Leave a comment

Your email address will not be published. Required fields are marked *

Viken Mikaelian CEO

Viken Mikaelian CEO

Majorgifts.com LLC

Let’s Not Jump to Conclusions

In your work as a fundraiser, do not be fooled by appearances. You just might end up looking like a fool — and missing out. 

I heard this from an announcer on the radio …

There was an older man who never married and had no kids. He owned two pairs of jeans and drove a pickup truck worthy of an old country ballad. He gave the distinct impression of a man just this side of poverty. Think Gary Cooper in “Meet John Doe.” (Great old movie, btw).

The guy went to a lawyer and said something like, “I never went to college, but I’d like to help someone else go. How much would it would cost?”

Who Got the Last Laugh?

Can you just picture the attorney’s face? Maybe he looked down his nose through his reading glasses or cleared his throat so he didn’t bust out laughing. He might have squirmed in his expensive leather chair. Then again, he might have learned something about judging people.

He told the man, “It takes a lot of money to send someone to college, often tens of thousands.”

The bachelor said, “I’ve lived simple and had no family to support, so I saved some money over the years and want to help others go to college.”

“Just how much have you saved?” the lawyer asked. He was probably thinking something like a few hundred bucks.

“Well, sir, I have three million dollars.”

You could’ve knocked that attorney over with a saltine cracker. Three million? That simple-living bachelor ended up sending 33 young people to college, and when they got out, they didn’t owe a cent. Years later, nearly all of them in high-paying professions, they met their benefactor, wanting to thank him. He probably showed up in the same pickup and wore his old jeans.

Books, Covers, and Judgment

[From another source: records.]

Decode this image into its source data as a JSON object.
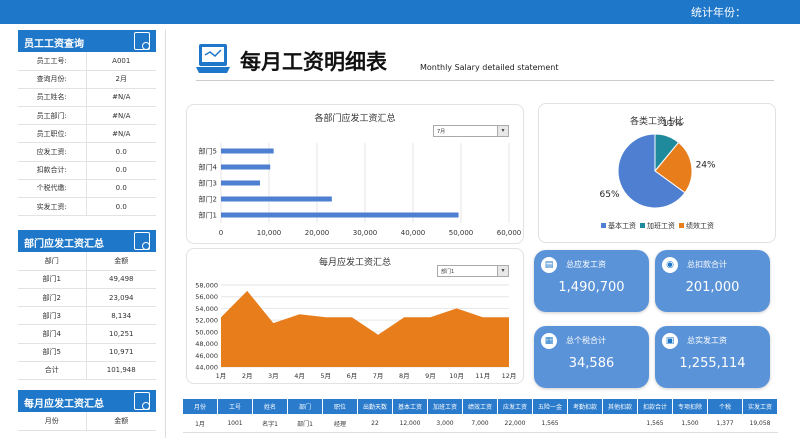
{
  "header": {
    "stat_label": "统计年份："
  },
  "query_panel": {
    "title": "员工工资查询",
    "rows": [
      {
        "label": "员工工号:",
        "value": "A001"
      },
      {
        "label": "查询月份:",
        "value": "2月"
      },
      {
        "label": "员工姓名:",
        "value": "#N/A"
      },
      {
        "label": "员工部门:",
        "value": "#N/A"
      },
      {
        "label": "员工职位:",
        "value": "#N/A"
      },
      {
        "label": "应发工资:",
        "value": "0.0"
      },
      {
        "label": "扣款合计:",
        "value": "0.0"
      },
      {
        "label": "个税代缴:",
        "value": "0.0"
      },
      {
        "label": "实发工资:",
        "value": "0.0"
      }
    ]
  },
  "dept_panel": {
    "title": "部门应发工资汇总",
    "header": [
      "部门",
      "金额"
    ],
    "rows": [
      [
        "部门1",
        "49,498"
      ],
      [
        "部门2",
        "23,094"
      ],
      [
        "部门3",
        "8,134"
      ],
      [
        "部门4",
        "10,251"
      ],
      [
        "部门5",
        "10,971"
      ],
      [
        "合计",
        "101,948"
      ]
    ]
  },
  "month_panel": {
    "title": "每月应发工资汇总",
    "header": [
      "月份",
      "金额"
    ]
  },
  "title": {
    "cn": "每月工资明细表",
    "en": "Monthly Salary detailed statement"
  },
  "dept_chart_dropdown": "7月",
  "monthly_chart_dropdown": "部门1",
  "kpis": {
    "total_gross": {
      "label": "总应发工资",
      "value": "1,490,700"
    },
    "total_deduct": {
      "label": "总扣款合计",
      "value": "201,000"
    },
    "total_tax": {
      "label": "总个税合计",
      "value": "34,586"
    },
    "total_net": {
      "label": "总实发工资",
      "value": "1,255,114"
    }
  },
  "bottom_table": {
    "headers": [
      "月份",
      "工号",
      "姓名",
      "部门",
      "职位",
      "出勤天数",
      "基本工资",
      "加班工资",
      "绩效工资",
      "应发工资",
      "五险一金",
      "考勤扣款",
      "其他扣款",
      "扣款合计",
      "专项扣除",
      "个税",
      "实发工资"
    ],
    "row": [
      "1月",
      "1001",
      "名字1",
      "部门1",
      "经理",
      "22",
      "12,000",
      "3,000",
      "7,000",
      "22,000",
      "1,565",
      "",
      "",
      "1,565",
      "1,500",
      "1,377",
      "19,058"
    ]
  },
  "chart_data": [
    {
      "type": "bar",
      "orientation": "horizontal",
      "title": "各部门应发工资汇总",
      "categories": [
        "部门5",
        "部门4",
        "部门3",
        "部门2",
        "部门1"
      ],
      "values": [
        10971,
        10251,
        8134,
        23094,
        49498
      ],
      "xlim": [
        0,
        60000
      ],
      "xticks": [
        "0",
        "10,000",
        "20,000",
        "30,000",
        "40,000",
        "50,000",
        "60,000"
      ],
      "color": "#4f7fd1",
      "grid": true
    },
    {
      "type": "area",
      "title": "每月应发工资汇总",
      "categories": [
        "1月",
        "2月",
        "3月",
        "4月",
        "5月",
        "6月",
        "7月",
        "8月",
        "9月",
        "10月",
        "11月",
        "12月"
      ],
      "values": [
        52500,
        57000,
        51500,
        53000,
        52500,
        52500,
        49500,
        52500,
        52500,
        54000,
        52500,
        52500
      ],
      "ylim": [
        44000,
        58000
      ],
      "yticks": [
        "44,000",
        "46,000",
        "48,000",
        "50,000",
        "52,000",
        "54,000",
        "56,000",
        "58,000"
      ],
      "color": "#e87d1c",
      "grid": true
    },
    {
      "type": "pie",
      "title": "各类工资占比",
      "labels": [
        "基本工资",
        "加班工资",
        "绩效工资"
      ],
      "values": [
        65,
        11,
        24
      ],
      "value_labels": [
        "65%",
        "11%",
        "24%"
      ],
      "colors": [
        "#4f7fd1",
        "#1f8a9c",
        "#e87d1c"
      ],
      "legend": "bottom"
    }
  ]
}
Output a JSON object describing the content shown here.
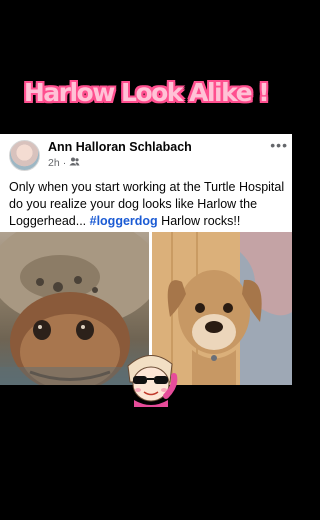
{
  "overlay": {
    "headline": "Harlow Look Alike !"
  },
  "post": {
    "author": "Ann Halloran Schlabach",
    "time": "2h",
    "separator": "·",
    "more": "•••",
    "text_before": "Only when you start working at the Turtle Hospital do you realize your dog looks like Harlow the Loggerhead... ",
    "hashtag": "#loggerdog",
    "text_after": " Harlow rocks!!",
    "icons": {
      "avatar": "profile-photo",
      "audience": "friends-icon",
      "menu": "more-options-icon"
    }
  },
  "colors": {
    "headline_fill": "#ffc2d6",
    "headline_outline": "#ff4f8f",
    "hashtag": "#1b5bd4",
    "background": "#000000"
  }
}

We can tell a lot about people by the way they present themselves, but not everything. We shouldn’t, therefore, jump to conclusions. Some folks outfit themselves at Walmart (like my dad used to) because they’d rather give their money to provide clean water in Africa. Others carry Louis Vuitton or wear custom-tailored shirts and are in hock up to their eyeballs.

I hope that someday, when you have the pleasure of helping someone like that simple bachelor leave a legacy that helps others, you will not be shocked because you will have learned not to prejudge.

One more “unconfirmed” story — years ago in Princeton, someone gave a bit of cash to a down-and-out fellow hanging around Nassau Street. It turns out the “bum” was Albert Einstein.

 See what I mean? Leave your assumptions at the door.

By the Numbers

Consider the recruitment opportunities for your organization that these stats indicate:

  • About 63 million Americans (25% of the adult population) volunteer their time, talents, and energy to making a difference.
  • These people spend an average of 52 hours/year volunteering.
  • 72% of volunteers are involved with only one organization, while 18.3% are involved with two.

Random interesting stats presented monthly from various sources.